In its statement on Tuesday, Pertamina said the MOU was a continuation over the matters raised by the previous PNG delegation to Indonesia in May.
According to Indonesian press at that time, those talks centred on participation between the two countries in exploring potential oil and gas in the border areas of Indonesia's Papua province and western PNG.
Pertamina flagged that a joint study was planned to seek oil and gas opportunities together in Indonesia, PNG and "other" countries.
According to the Post Courier, Pertamina's director of investment planning and risk management said the MOU would give it access to seismic data from PNG.
As part of the exchange, Pertamina will reportedly help NPCP learn about the operation and development of LNG projects.
"Indonesia has over 30 years of experience in the operation of LNG plants," NPCP chairman Frank Kramer reportedly said.
The Indonesian visit by PNG Prime Minister Peter O'Neill this week comes after an industry source told PNGIndustryNews.net in May that Pertamina had made a bid for a stake InterOil's Elk-Antelope field.
This source also said Pertamina would need to import LNG to meet existing export commitments because its production was falling.
PNG LNG project operator ExxonMobil remains in exclusive negotiations with InterOil over acquiring a large stake of this field in PNG's Gulf province, which could be used to fuel a third train expansion of PNG LNG.
NPCP, a subsidiary of state-owned Independent Public Business Corporation, owns a 16.6% stake of the PNG LNG project on behalf of the PNG Government.

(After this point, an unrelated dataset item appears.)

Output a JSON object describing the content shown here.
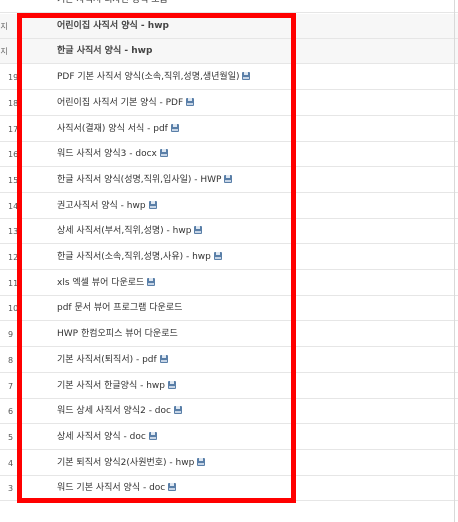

Kramer is expected to be the chief of Kumul Petroleum, a proposed state-owned entity to house the PNG government's petroleum assets. Legislation around this aspect of the PNG government's SOE restructure is expected to be tabled in parliament in September.